[[ PROVIDED RECORDS open ]]

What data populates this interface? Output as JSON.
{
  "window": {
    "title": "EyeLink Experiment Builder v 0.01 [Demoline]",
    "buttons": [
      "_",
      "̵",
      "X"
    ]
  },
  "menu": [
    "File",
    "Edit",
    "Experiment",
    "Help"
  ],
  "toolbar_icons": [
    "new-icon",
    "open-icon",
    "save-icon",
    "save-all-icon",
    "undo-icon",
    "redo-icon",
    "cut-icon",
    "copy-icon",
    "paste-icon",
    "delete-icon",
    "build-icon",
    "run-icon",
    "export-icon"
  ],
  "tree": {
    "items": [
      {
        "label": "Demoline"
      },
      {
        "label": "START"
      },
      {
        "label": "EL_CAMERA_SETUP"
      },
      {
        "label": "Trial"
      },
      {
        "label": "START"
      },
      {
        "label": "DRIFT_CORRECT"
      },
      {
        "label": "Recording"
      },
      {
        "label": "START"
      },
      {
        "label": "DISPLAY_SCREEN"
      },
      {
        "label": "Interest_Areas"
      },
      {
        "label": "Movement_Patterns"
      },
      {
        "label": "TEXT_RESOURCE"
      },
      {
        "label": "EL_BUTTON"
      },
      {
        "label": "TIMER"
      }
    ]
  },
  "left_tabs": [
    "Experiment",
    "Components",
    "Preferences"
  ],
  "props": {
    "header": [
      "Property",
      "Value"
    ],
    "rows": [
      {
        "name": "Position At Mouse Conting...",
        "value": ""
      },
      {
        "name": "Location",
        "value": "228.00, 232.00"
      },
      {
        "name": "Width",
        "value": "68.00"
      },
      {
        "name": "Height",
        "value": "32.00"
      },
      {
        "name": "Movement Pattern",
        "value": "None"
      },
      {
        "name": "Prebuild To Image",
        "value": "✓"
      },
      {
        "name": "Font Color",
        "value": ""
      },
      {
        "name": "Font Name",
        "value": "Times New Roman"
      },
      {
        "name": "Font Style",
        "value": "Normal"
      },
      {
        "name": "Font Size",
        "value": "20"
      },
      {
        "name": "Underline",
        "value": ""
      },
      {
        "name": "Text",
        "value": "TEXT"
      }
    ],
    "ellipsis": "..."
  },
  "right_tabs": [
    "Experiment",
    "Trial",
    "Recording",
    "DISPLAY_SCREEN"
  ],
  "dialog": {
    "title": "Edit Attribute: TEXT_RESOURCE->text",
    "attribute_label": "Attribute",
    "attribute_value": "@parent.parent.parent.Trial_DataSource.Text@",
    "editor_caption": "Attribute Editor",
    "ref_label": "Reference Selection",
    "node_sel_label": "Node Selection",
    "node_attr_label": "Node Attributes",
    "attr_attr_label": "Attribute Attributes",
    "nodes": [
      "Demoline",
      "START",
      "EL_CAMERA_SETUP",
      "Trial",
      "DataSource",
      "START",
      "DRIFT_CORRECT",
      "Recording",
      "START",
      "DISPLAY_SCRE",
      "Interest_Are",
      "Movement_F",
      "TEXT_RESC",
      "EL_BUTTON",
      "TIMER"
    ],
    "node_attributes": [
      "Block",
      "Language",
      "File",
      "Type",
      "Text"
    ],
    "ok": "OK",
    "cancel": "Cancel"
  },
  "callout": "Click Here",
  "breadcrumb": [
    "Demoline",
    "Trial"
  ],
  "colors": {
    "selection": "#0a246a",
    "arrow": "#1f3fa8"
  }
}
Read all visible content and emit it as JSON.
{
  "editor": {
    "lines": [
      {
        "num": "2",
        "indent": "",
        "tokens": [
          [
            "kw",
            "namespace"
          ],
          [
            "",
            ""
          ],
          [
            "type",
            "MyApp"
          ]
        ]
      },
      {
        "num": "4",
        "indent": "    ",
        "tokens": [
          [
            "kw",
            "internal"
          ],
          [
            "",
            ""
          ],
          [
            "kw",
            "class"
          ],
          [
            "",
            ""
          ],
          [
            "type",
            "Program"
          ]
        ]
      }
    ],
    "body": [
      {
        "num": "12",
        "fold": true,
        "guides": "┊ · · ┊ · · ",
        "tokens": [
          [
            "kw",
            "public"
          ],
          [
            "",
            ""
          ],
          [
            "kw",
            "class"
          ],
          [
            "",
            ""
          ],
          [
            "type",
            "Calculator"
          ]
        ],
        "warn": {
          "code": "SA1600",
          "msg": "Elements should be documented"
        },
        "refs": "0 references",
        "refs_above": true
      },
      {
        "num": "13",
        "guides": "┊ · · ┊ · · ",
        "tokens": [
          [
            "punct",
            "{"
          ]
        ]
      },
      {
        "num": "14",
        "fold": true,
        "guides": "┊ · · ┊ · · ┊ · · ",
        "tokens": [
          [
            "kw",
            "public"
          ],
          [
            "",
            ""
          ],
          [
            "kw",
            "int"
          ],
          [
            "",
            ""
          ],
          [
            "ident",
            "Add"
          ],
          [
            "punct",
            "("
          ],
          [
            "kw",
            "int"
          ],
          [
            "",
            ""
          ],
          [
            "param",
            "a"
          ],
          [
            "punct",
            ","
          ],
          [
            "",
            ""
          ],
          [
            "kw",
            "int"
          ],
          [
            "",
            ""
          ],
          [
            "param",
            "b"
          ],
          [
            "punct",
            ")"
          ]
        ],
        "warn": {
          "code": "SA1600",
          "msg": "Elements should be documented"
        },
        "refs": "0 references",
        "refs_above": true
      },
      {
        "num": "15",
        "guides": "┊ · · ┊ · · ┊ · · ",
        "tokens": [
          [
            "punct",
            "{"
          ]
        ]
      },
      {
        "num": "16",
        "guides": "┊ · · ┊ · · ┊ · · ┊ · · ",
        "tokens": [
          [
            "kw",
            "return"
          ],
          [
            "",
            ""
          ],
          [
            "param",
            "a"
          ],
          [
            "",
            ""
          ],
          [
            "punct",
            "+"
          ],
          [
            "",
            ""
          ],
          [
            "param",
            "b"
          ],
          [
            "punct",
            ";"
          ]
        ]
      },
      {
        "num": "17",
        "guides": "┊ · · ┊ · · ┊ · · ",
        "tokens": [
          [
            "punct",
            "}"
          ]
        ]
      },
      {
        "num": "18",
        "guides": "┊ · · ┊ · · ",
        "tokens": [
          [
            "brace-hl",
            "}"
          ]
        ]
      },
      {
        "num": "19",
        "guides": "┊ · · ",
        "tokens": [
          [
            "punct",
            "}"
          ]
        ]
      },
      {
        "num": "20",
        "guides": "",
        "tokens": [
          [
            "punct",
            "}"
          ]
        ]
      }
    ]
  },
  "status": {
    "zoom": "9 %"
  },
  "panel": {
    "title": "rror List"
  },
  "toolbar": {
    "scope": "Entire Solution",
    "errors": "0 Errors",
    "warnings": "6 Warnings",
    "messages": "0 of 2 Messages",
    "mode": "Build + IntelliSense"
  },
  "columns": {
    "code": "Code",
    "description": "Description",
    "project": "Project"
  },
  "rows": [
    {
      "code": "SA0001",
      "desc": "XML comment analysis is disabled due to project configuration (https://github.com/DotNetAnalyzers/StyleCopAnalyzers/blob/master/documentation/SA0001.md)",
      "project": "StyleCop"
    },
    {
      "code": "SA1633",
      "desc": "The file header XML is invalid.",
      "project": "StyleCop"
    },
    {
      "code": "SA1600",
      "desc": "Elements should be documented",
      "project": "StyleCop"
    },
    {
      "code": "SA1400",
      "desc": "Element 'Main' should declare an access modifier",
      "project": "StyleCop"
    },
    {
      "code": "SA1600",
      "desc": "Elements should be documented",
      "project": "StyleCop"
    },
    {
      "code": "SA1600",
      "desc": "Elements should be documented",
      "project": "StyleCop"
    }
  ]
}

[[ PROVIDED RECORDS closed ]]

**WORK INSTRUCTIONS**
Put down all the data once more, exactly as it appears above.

**RESPONSE**
What data populates this interface? Output as JSON.
{
  "window": {
    "title": "EyeLink Experiment Builder v 0.01 [Demoline]",
    "buttons": [
      "_",
      "̵",
      "X"
    ]
  },
  "menu": [
    "File",
    "Edit",
    "Experiment",
    "Help"
  ],
  "toolbar_icons": [
    "new-icon",
    "open-icon",
    "save-icon",
    "save-all-icon",
    "undo-icon",
    "redo-icon",
    "cut-icon",
    "copy-icon",
    "paste-icon",
    "delete-icon",
    "build-icon",
    "run-icon",
    "export-icon"
  ],
  "tree": {
    "items": [
      {
        "label": "Demoline"
      },
      {
        "label": "START"
      },
      {
        "label": "EL_CAMERA_SETUP"
      },
      {
        "label": "Trial"
      },
      {
        "label": "START"
      },
      {
        "label": "DRIFT_CORRECT"
      },
      {
        "label": "Recording"
      },
      {
        "label": "START"
      },
      {
        "label": "DISPLAY_SCREEN"
      },
      {
        "label": "Interest_Areas"
      },
      {
        "label": "Movement_Patterns"
      },
      {
        "label": "TEXT_RESOURCE"
      },
      {
        "label": "EL_BUTTON"
      },
      {
        "label": "TIMER"
      }
    ]
  },
  "left_tabs": [
    "Experiment",
    "Components",
    "Preferences"
  ],
  "props": {
    "header": [
      "Property",
      "Value"
    ],
    "rows": [
      {
        "name": "Position At Mouse Conting...",
        "value": ""
      },
      {
        "name": "Location",
        "value": "228.00, 232.00"
      },
      {
        "name": "Width",
        "value": "68.00"
      },
      {
        "name": "Height",
        "value": "32.00"
      },
      {
        "name": "Movement Pattern",
        "value": "None"
      },
      {
        "name": "Prebuild To Image",
        "value": "✓"
      },
      {
        "name": "Font Color",
        "value": ""
      },
      {
        "name": "Font Name",
        "value": "Times New Roman"
      },
      {
        "name": "Font Style",
        "value": "Normal"
      },
      {
        "name": "Font Size",
        "value": "20"
      },
      {
        "name": "Underline",
        "value": ""
      },
      {
        "name": "Text",
        "value": "TEXT"
      }
    ],
    "ellipsis": "..."
  },
  "right_tabs": [
    "Experiment",
    "Trial",
    "Recording",
    "DISPLAY_SCREEN"
  ],
  "dialog": {
    "title": "Edit Attribute: TEXT_RESOURCE->text",
    "attribute_label": "Attribute",
    "attribute_value": "@parent.parent.parent.Trial_DataSource.Text@",
    "editor_caption": "Attribute Editor",
    "ref_label": "Reference Selection",
    "node_sel_label": "Node Selection",
    "node_attr_label": "Node Attributes",
    "attr_attr_label": "Attribute Attributes",
    "nodes": [
      "Demoline",
      "START",
      "EL_CAMERA_SETUP",
      "Trial",
      "DataSource",
      "START",
      "DRIFT_CORRECT",
      "Recording",
      "START",
      "DISPLAY_SCRE",
      "Interest_Are",
      "Movement_F",
      "TEXT_RESC",
      "EL_BUTTON",
      "TIMER"
    ],
    "node_attributes": [
      "Block",
      "Language",
      "File",
      "Type",
      "Text"
    ],
    "ok": "OK",
    "cancel": "Cancel"
  },
  "callout": "Click Here",
  "breadcrumb": [
    "Demoline",
    "Trial"
  ],
  "colors": {
    "selection": "#0a246a",
    "arrow": "#1f3fa8"
  }
}
Read all visible content and emit it as JSON.
{
  "editor": {
    "lines": [
      {
        "num": "2",
        "indent": "",
        "tokens": [
          [
            "kw",
            "namespace"
          ],
          [
            "",
            ""
          ],
          [
            "type",
            "MyApp"
          ]
        ]
      },
      {
        "num": "4",
        "indent": "    ",
        "tokens": [
          [
            "kw",
            "internal"
          ],
          [
            "",
            ""
          ],
          [
            "kw",
            "class"
          ],
          [
            "",
            ""
          ],
          [
            "type",
            "Program"
          ]
        ]
      }
    ],
    "body": [
      {
        "num": "12",
        "fold": true,
        "guides": "┊ · · ┊ · · ",
        "tokens": [
          [
            "kw",
            "public"
          ],
          [
            "",
            ""
          ],
          [
            "kw",
            "class"
          ],
          [
            "",
            ""
          ],
          [
            "type",
            "Calculator"
          ]
        ],
        "warn": {
          "code": "SA1600",
          "msg": "Elements should be documented"
        },
        "refs": "0 references",
        "refs_above": true
      },
      {
        "num": "13",
        "guides": "┊ · · ┊ · · ",
        "tokens": [
          [
            "punct",
            "{"
          ]
        ]
      },
      {
        "num": "14",
        "fold": true,
        "guides": "┊ · · ┊ · · ┊ · · ",
        "tokens": [
          [
            "kw",
            "public"
          ],
          [
            "",
            ""
          ],
          [
            "kw",
            "int"
          ],
          [
            "",
            ""
          ],
          [
            "ident",
            "Add"
          ],
          [
            "punct",
            "("
          ],
          [
            "kw",
            "int"
          ],
          [
            "",
            ""
          ],
          [
            "param",
            "a"
          ],
          [
            "punct",
            ","
          ],
          [
            "",
            ""
          ],
          [
            "kw",
            "int"
          ],
          [
            "",
            ""
          ],
          [
            "param",
            "b"
          ],
          [
            "punct",
            ")"
          ]
        ],
        "warn": {
          "code": "SA1600",
          "msg": "Elements should be documented"
        },
        "refs": "0 references",
        "refs_above": true
      },
      {
        "num": "15",
        "guides": "┊ · · ┊ · · ┊ · · ",
        "tokens": [
          [
            "punct",
            "{"
          ]
        ]
      },
      {
        "num": "16",
        "guides": "┊ · · ┊ · · ┊ · · ┊ · · ",
        "tokens": [
          [
            "kw",
            "return"
          ],
          [
            "",
            ""
          ],
          [
            "param",
            "a"
          ],
          [
            "",
            ""
          ],
          [
            "punct",
            "+"
          ],
          [
            "",
            ""
          ],
          [
            "param",
            "b"
          ],
          [
            "punct",
            ";"
          ]
        ]
      },
      {
        "num": "17",
        "guides": "┊ · · ┊ · · ┊ · · ",
        "tokens": [
          [
            "punct",
            "}"
          ]
        ]
      },
      {
        "num": "18",
        "guides": "┊ · · ┊ · · ",
        "tokens": [
          [
            "brace-hl",
            "}"
          ]
        ]
      },
      {
        "num": "19",
        "guides": "┊ · · ",
        "tokens": [
          [
            "punct",
            "}"
          ]
        ]
      },
      {
        "num": "20",
        "guides": "",
        "tokens": [
          [
            "punct",
            "}"
          ]
        ]
      }
    ]
  },
  "status": {
    "zoom": "9 %"
  },
  "panel": {
    "title": "rror List"
  },
  "toolbar": {
    "scope": "Entire Solution",
    "errors": "0 Errors",
    "warnings": "6 Warnings",
    "messages": "0 of 2 Messages",
    "mode": "Build + IntelliSense"
  },
  "columns": {
    "code": "Code",
    "description": "Description",
    "project": "Project"
  },
  "rows": [
    {
      "code": "SA0001",
      "desc": "XML comment analysis is disabled due to project configuration (https://github.com/DotNetAnalyzers/StyleCopAnalyzers/blob/master/documentation/SA0001.md)",
      "project": "StyleCop"
    },
    {
      "code": "SA1633",
      "desc": "The file header XML is invalid.",
      "project": "StyleCop"
    },
    {
      "code": "SA1600",
      "desc": "Elements should be documented",
      "project": "StyleCop"
    },
    {
      "code": "SA1400",
      "desc": "Element 'Main' should declare an access modifier",
      "project": "StyleCop"
    },
    {
      "code": "SA1600",
      "desc": "Elements should be documented",
      "project": "StyleCop"
    },
    {
      "code": "SA1600",
      "desc": "Elements should be documented",
      "project": "StyleCop"
    }
  ]
}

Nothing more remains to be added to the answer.